Once I've chosen three, it relents and lets me move on.

Or... not. Here's much the same thing again, with the suggestions grouped by topic. Again, you need to select at least two either by using their suggestions or using the search box right now to enter accounts you want to follow. I would guess that people normally follow accounts by clicking on "Follow" on their profiles, so having to enter the name of the account manually steers you towards using the suggestions - which is the point.

Note that for me, the suggestions include the account of a seriously right-wing Swiss party. Thanks, Twitter!

We're nearly there! Now it just wants permission to rummage through my mail accounts. But what's this? There is a skip option this time? Can't see it? Look very carefully at the bottom left and you can just about see a tiny light grey on lighter grey link. You can tell they would very much like to just get rid of it altogether.

This is what dark patterns are about: you are given the option to skip, sure, but the visibility of that option is extremely limited in an attempt to steer you towards the behavior Twitter wants.

Finally, the wizard wants a picture and a bio, which is comparatively reasonable. Again, there is a nigh-on-invisible skip link.

We made it! We have a Twitter account! We only had to follow six random accounts served up to us by Twitter's algorithms, which pick right-wing parties as suggestions on the basis that they are popular.

The overarching question here is whether Twitter is a communications medium or a broadcasting medium. Looking at the sign-up process, it is clear what Twitter wants it to be: a system for consuming "content". Not because that's what people necessarily want, but because that's something they think they can monetize.
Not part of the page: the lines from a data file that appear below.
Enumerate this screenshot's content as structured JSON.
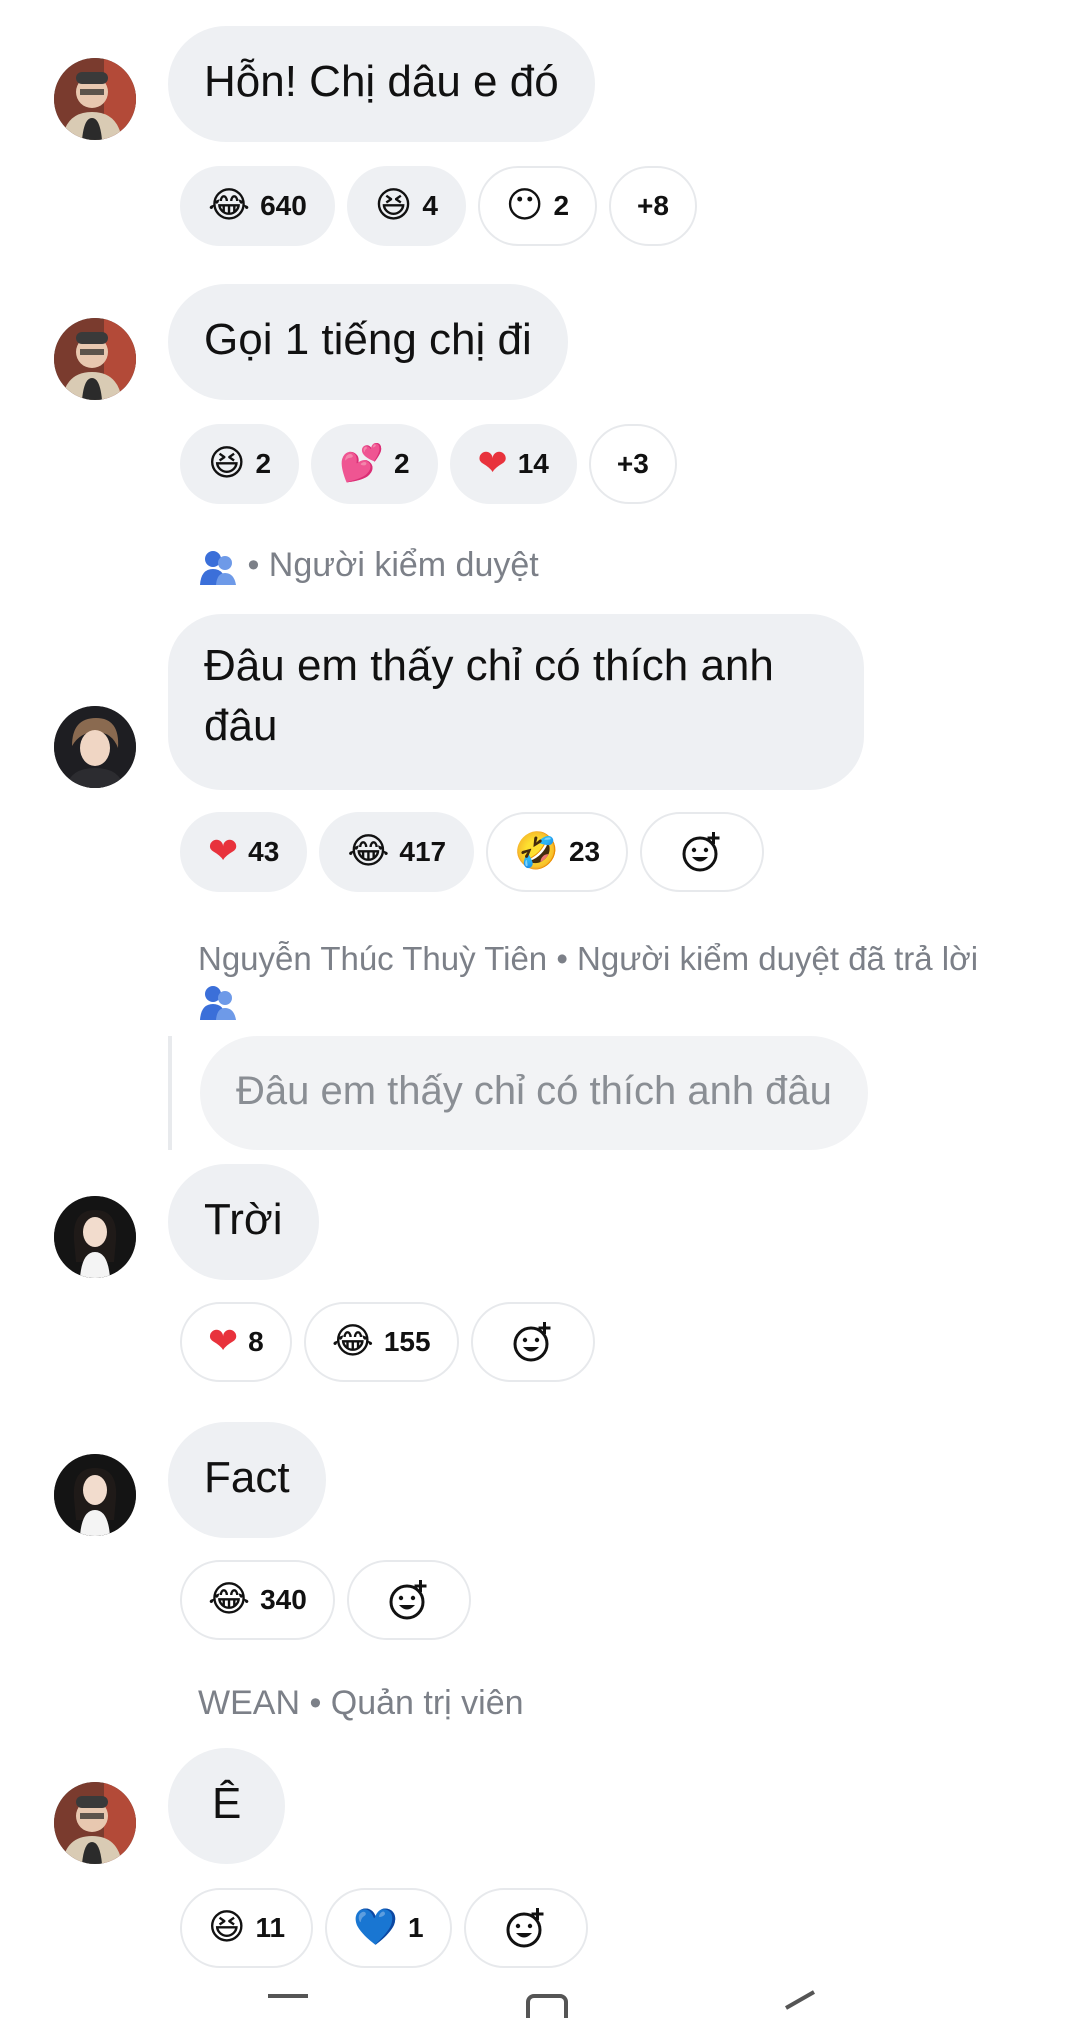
{
  "comments": [
    {
      "text": "Hỗn! Chị dâu e đó",
      "reactions": [
        {
          "icon": "laughing-tears-emoji",
          "glyph": "😂",
          "count": "640"
        },
        {
          "icon": "grinning-squint-emoji",
          "glyph": "😆",
          "count": "4"
        },
        {
          "icon": "no-mouth-emoji",
          "glyph": "😶",
          "count": "2"
        },
        {
          "count": "+8"
        }
      ]
    },
    {
      "text": "Gọi 1 tiếng chị đi",
      "reactions": [
        {
          "icon": "grinning-squint-emoji",
          "glyph": "😆",
          "count": "2"
        },
        {
          "icon": "two-hearts-emoji",
          "glyph": "💕",
          "count": "2"
        },
        {
          "icon": "red-heart-emoji",
          "glyph": "❤",
          "count": "14"
        },
        {
          "count": "+3"
        }
      ]
    },
    {
      "meta": "• Người kiểm duyệt",
      "text": "Đâu em thấy chỉ có thích anh đâu",
      "reactions": [
        {
          "icon": "red-heart-emoji",
          "glyph": "❤",
          "count": "43"
        },
        {
          "icon": "laughing-tears-emoji",
          "glyph": "😂",
          "count": "417"
        },
        {
          "icon": "rolling-laughing-emoji",
          "glyph": "🤣",
          "count": "23"
        }
      ]
    },
    {
      "reply_meta": "Nguyễn Thúc Thuỳ Tiên • Người kiểm duyệt đã trả lời",
      "quote": "Đâu em thấy chỉ có thích anh đâu",
      "text": "Trời",
      "reactions": [
        {
          "icon": "red-heart-emoji",
          "glyph": "❤",
          "count": "8"
        },
        {
          "icon": "laughing-tears-emoji",
          "glyph": "😂",
          "count": "155"
        }
      ]
    },
    {
      "text": "Fact",
      "reactions": [
        {
          "icon": "laughing-tears-emoji",
          "glyph": "😂",
          "count": "340"
        }
      ]
    },
    {
      "meta": "WEAN • Quản trị viên",
      "text": "Ê",
      "reactions": [
        {
          "icon": "grinning-squint-emoji",
          "glyph": "😆",
          "count": "11"
        },
        {
          "icon": "blue-heart-emoji",
          "glyph": "💙",
          "count": "1"
        }
      ]
    }
  ],
  "colors": {
    "bubble": "#eef0f3",
    "meta_text": "#7c8088",
    "moderator_icon": "#3b6fd9",
    "heart": "#e8323c"
  }
}
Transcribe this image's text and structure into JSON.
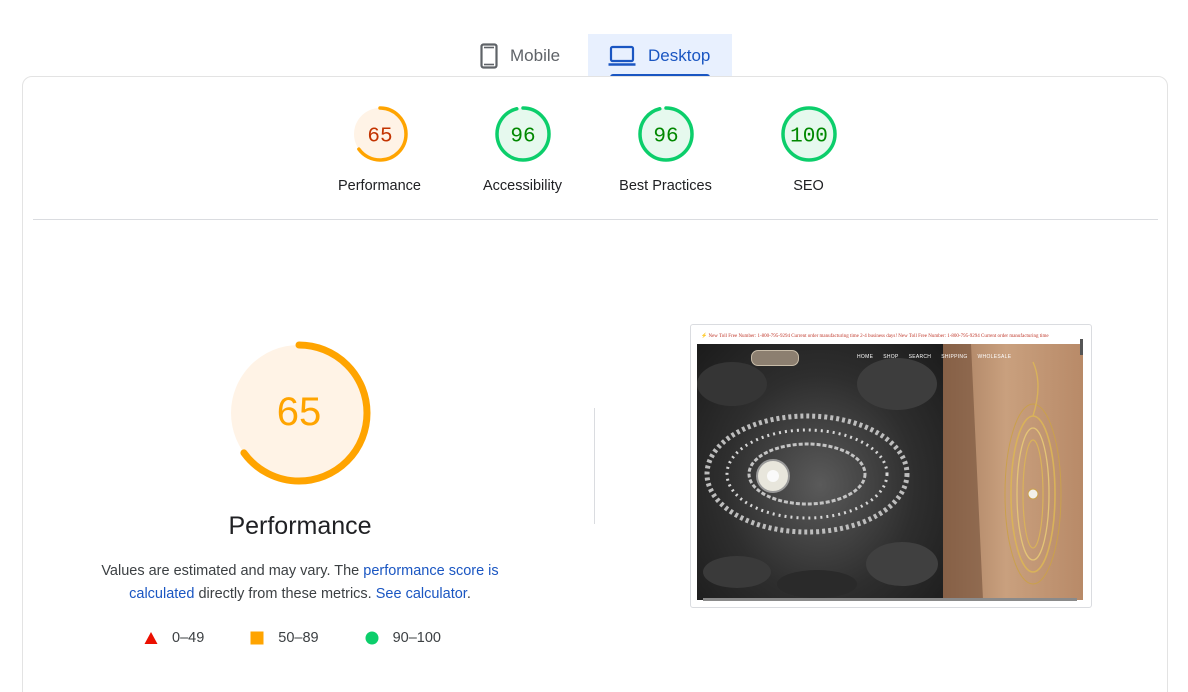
{
  "tabs": [
    {
      "label": "Mobile",
      "icon": "smartphone-icon",
      "selected": false
    },
    {
      "label": "Desktop",
      "icon": "laptop-icon",
      "selected": true
    }
  ],
  "categories": [
    {
      "label": "Performance",
      "score": "65",
      "level": "average"
    },
    {
      "label": "Accessibility",
      "score": "96",
      "level": "pass"
    },
    {
      "label": "Best Practices",
      "score": "96",
      "level": "pass"
    },
    {
      "label": "SEO",
      "score": "100",
      "level": "pass"
    }
  ],
  "performance": {
    "score": "65",
    "title": "Performance",
    "desc_prefix": "Values are estimated and may vary. The ",
    "desc_link1": "performance score is calculated",
    "desc_middle": " directly from these metrics. ",
    "desc_link2": "See calculator",
    "desc_suffix": "."
  },
  "legend": [
    {
      "range": "0–49",
      "shape": "triangle",
      "color": "#eb0f00"
    },
    {
      "range": "50–89",
      "shape": "square",
      "color": "#ffa400"
    },
    {
      "range": "90–100",
      "shape": "circle",
      "color": "#0cce6b"
    }
  ],
  "thumbnail": {
    "ticker": "⚡ New Toll Free Number: 1-800-795-9294     Current order manufacturing time 2-4 business days!   New Toll Free Number: 1-800-795-9294     Current order manufacturing time",
    "nav": [
      "HOME",
      "SHOP",
      "SEARCH",
      "SHIPPING",
      "WHOLESALE"
    ]
  },
  "colors": {
    "pass": "#0cce6b",
    "pass_text": "#008800",
    "pass_bg": "#e6f9ee",
    "average": "#ffa400",
    "average_text": "#c33300",
    "average_bg": "#fff3e6",
    "accent": "#1a56c2"
  }
}
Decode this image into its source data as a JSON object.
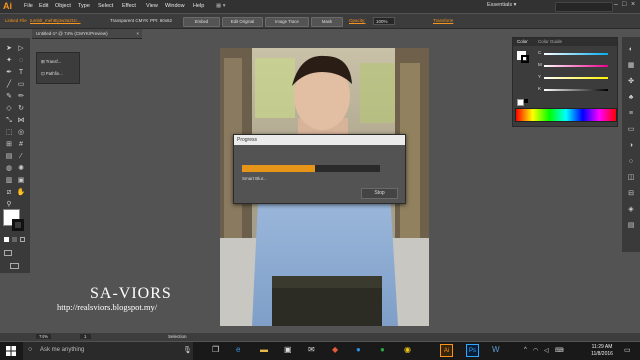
{
  "app": {
    "logo": "Ai"
  },
  "menu": [
    "File",
    "Edit",
    "Object",
    "Type",
    "Select",
    "Effect",
    "View",
    "Window",
    "Help"
  ],
  "workspace": {
    "label": "Essentials ▾"
  },
  "control_bar": {
    "linked_file": "Linked File",
    "file_name": "tumblr_meh8Ij4w3a2t1r...",
    "transparent": "Transparent CMYK",
    "ppi": "PPI: 60x62",
    "embed": "Embed",
    "edit_original": "Edit Original",
    "image_trace": "Image Trace",
    "mask": "Mask",
    "opacity_label": "Opacity:",
    "opacity_value": "100%",
    "transform": "Transform"
  },
  "document_tab": {
    "title": "Untitled-1* @ 74% (CMYK/Preview)",
    "close": "×"
  },
  "floating_panel": {
    "items": [
      "Transf...",
      "Pathfin..."
    ]
  },
  "color_panel": {
    "tabs": [
      "Color",
      "Color Guide"
    ],
    "sliders": [
      "C",
      "M",
      "Y",
      "K"
    ]
  },
  "progress": {
    "title": "Progress",
    "status": "Smart Blur...",
    "stop": "Stop",
    "fraction": 0.53
  },
  "status_bar": {
    "zoom": "74%",
    "page": "1",
    "tool": "Selection"
  },
  "watermark": {
    "line1": "SA-VIORS",
    "line2": "http://realsviors.blogspot.my/"
  },
  "taskbar": {
    "search_placeholder": "Ask me anything",
    "time": "11:29 AM",
    "date": "11/8/2016"
  },
  "colors": {
    "accent": "#f7941d",
    "progress": "#e69519",
    "panel": "#3c3c3c",
    "background": "#535353"
  }
}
Needless to say, this makes me pretty wary of Twitter's plans to mess around with the way the timeline works, including tweets by people you don't follow, changing the semantics of favorites, etc. But the lock-in effect is huge. I use Twitter constantly, and it would take a lot to make me abandon it, so in a sense they can get away with this sort of stuff - for now.